=== Begin Enclosure ===

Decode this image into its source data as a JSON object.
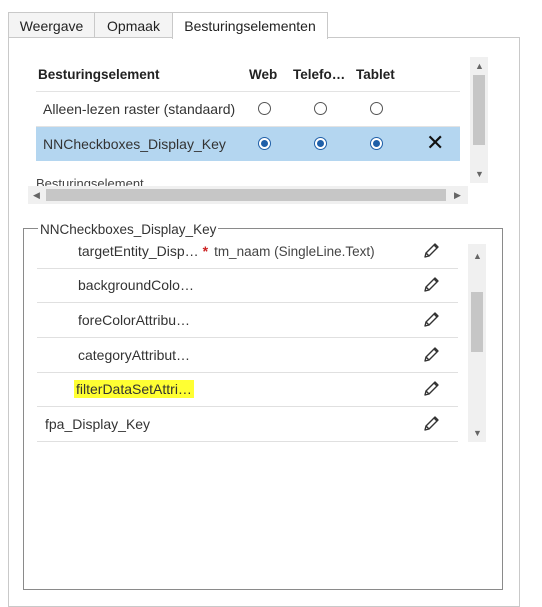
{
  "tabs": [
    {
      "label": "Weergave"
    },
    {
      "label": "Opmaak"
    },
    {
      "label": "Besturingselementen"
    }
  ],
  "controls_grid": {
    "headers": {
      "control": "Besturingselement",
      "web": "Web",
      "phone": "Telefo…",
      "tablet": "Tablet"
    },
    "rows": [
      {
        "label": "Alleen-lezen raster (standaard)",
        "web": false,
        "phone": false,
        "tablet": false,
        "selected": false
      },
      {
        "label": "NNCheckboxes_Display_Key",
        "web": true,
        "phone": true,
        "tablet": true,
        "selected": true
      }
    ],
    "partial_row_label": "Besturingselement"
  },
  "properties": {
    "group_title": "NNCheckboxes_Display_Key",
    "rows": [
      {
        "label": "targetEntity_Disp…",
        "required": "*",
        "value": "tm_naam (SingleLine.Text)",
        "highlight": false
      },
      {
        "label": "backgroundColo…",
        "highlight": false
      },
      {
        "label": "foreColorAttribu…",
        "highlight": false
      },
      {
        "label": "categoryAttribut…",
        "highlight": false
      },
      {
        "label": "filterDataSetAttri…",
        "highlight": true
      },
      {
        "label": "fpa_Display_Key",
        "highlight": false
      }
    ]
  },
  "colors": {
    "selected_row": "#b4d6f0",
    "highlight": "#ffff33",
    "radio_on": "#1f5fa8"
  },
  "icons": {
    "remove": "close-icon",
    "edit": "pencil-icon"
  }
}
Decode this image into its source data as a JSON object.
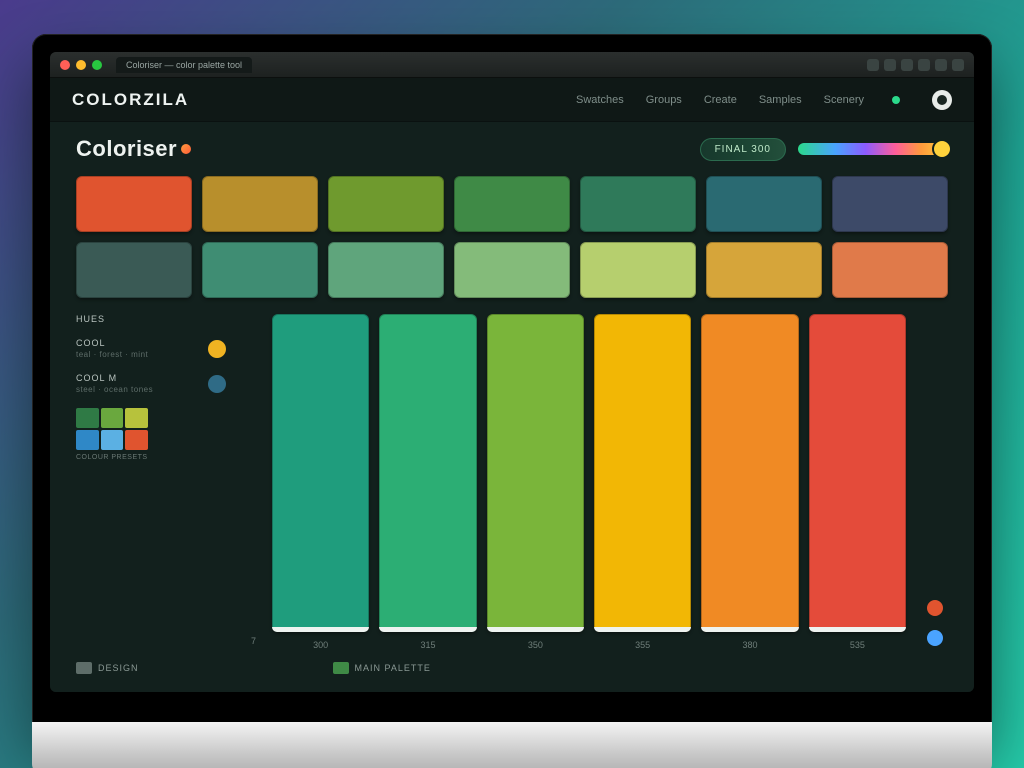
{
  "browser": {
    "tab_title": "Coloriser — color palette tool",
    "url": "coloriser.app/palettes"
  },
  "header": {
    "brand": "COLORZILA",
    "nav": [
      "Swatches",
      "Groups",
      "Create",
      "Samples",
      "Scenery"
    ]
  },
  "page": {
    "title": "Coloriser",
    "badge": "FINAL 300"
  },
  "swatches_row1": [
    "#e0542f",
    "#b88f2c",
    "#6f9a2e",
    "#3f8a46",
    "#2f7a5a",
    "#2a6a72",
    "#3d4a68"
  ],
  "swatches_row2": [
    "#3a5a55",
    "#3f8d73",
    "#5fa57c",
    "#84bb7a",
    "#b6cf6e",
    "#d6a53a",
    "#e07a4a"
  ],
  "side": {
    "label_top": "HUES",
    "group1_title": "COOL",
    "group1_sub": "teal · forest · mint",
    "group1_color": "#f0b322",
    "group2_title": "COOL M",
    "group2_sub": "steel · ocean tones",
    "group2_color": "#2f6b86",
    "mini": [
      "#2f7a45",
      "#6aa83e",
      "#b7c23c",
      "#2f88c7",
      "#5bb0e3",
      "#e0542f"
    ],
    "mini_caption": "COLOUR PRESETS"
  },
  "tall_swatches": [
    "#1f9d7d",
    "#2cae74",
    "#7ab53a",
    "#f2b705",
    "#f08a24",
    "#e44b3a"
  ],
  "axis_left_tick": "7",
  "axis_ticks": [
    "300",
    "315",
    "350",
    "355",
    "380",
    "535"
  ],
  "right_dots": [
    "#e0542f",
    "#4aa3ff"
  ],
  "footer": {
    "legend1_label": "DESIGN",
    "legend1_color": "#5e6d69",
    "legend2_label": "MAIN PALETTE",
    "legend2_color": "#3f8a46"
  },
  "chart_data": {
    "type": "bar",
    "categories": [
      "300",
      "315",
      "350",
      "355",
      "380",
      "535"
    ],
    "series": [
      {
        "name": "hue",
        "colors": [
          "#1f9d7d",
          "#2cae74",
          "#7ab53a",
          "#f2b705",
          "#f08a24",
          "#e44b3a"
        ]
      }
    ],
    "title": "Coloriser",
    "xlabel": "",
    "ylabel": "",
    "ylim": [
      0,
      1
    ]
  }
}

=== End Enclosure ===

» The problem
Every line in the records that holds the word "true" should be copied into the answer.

» Exercise output
        "web": true,
        "phone": true,
        "tablet": true,
        "selected": true
        "highlight": true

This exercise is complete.